Wednesday, July 15, 2020
It has taken 77 years for my concept of space and time to change, even after having read here and there about Einsteinian time and space. It all suddenly changed for me some twelve years ago when Vancouver contemporary dancers Emily Molnar and Crystal Pite discussed space, time and movement in my studio.
The shortest definition of relativistic movement I have ever heard came from Molnar (35) who said, “ Movement is the observer.” This means that from a position of rest we the observers can discern the movement of a dancer on stage. Of time Pite (37) said, “ The ephemeral of dance exists only in the present movement. We are left with traces of movements that are gone as they are being created. As we carve space with our bodies they leave a ghost, the trail which affects our future moves and informs the observer of our past moves.”
I then understood that those past moves are much like the contrails that high-flying jets leave in the sky.
For many years I have photographed dancers in portraits and dancing. I have frozen their movement with a fast shutter a few times but I have mostly opted for the blurring swirls that show movement more, than the peak (when movement is zero) in a studio.
On Saturday I read the obituary for Anna Wyman in the Vancouver Sun. This was an unusual one as it was written by her former husband, Max Wyman who was (is) a paragon of stable pragmatism in this century that seems to lack it. He is, thankfully alive but my writer friends Sean Rossiter and Mark Budgen are not. I miss them as I miss the very much alive David Baines and Maurice Bridge.

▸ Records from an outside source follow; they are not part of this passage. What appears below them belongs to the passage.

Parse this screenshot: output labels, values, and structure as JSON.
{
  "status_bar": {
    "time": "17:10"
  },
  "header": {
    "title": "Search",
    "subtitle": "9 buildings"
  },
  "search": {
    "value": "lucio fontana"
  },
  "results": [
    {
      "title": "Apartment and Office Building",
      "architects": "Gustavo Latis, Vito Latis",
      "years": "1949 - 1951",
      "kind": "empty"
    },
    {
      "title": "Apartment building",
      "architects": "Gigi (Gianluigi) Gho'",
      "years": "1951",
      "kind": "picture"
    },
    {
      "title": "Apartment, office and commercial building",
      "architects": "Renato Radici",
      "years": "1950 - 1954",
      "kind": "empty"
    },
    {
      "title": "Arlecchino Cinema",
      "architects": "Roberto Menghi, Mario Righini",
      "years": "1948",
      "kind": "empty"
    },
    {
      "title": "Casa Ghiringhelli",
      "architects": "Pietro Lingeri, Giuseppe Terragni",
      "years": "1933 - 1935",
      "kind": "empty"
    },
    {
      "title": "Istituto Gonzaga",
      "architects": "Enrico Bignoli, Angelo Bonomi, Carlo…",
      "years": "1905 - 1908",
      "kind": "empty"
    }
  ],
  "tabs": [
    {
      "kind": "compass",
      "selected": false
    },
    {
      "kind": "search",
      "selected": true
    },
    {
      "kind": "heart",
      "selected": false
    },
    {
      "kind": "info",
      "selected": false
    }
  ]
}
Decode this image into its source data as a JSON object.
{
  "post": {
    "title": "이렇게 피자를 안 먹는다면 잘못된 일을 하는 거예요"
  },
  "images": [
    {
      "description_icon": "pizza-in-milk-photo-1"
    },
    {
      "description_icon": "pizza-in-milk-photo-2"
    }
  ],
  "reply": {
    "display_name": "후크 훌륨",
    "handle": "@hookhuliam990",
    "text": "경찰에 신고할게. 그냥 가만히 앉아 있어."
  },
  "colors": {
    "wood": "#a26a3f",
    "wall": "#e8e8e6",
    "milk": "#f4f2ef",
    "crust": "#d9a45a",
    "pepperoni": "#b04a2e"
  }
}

In the last few days I have spoken on the phone with architect Alan James, GeorgiaStraight Editor Charlie Smith and one of the fewVancouver Sun writesr still writing, John Mackie. These folks converse without ranting and do so with as much objectivity as possible.
All the above is just ancillary to how much I enjoyed (but in sadness, too) Max Wyman’s obituary.
I went to my file looking for Wyman, Anna. All I could find was Wyman, Max. Then I remembered that I have a separate file called Dance. And that is where I found Wyman, Anna.
Not too long ago I read that space in magazines and newspapers is limited but on the net it is infinite. In the file I found four sets of negatives. It seems I photographed Anna Wyman twice. In the late 70s (when I took these photographs) I did not have the habit of dating the envelope containing the negatives and contact sheets.
I do know that the magazine that sent me twice to take the pictures was Vancouver Magazine. In those early days I remember a gentleman with long, leonine hair that frequented the magazine. That is when I first met Max Wyman. As to who would have written the article for which my photograph was used (of the early session only one was used). Of the second session which I took with a medium format camera I exposed only 9 frames (one roll of 120 film).
When I looked that the contact sheets (3) of that early session I suddenly realized that these were my first ever dance photographs. In a couple of photographs you will see Anna Wyman and Max Wyman’s son Trevor.
I believe that John Mackie may have called Max Wyman to ask him to write the obituary. If he did this was a brilliant idea. Both Mackie and I agree on the sad fact that Vancouver has a poor memory for its past. I have no idea how many people are subscribed to the Vancouver Sun (we are) so I wonder how many people might know of the death of the dance pioneer that Anna Wyman was?
My photographs while tactile (I touched the negatives to scan them) somehow felt like the above comments on space and time by Molnar and Pite.They were fleeting. I remember having photographed mother and son. But that was it. I am a tad proud of the fact that my first photos of dance (Kodak Tri-X) are not all that bad. They prove to me that my memory, not really forgotten, but newly remembered in quantity did happen.
I feel lucky for that.
Originally published at http://blog.alexwaterhousehayward.com.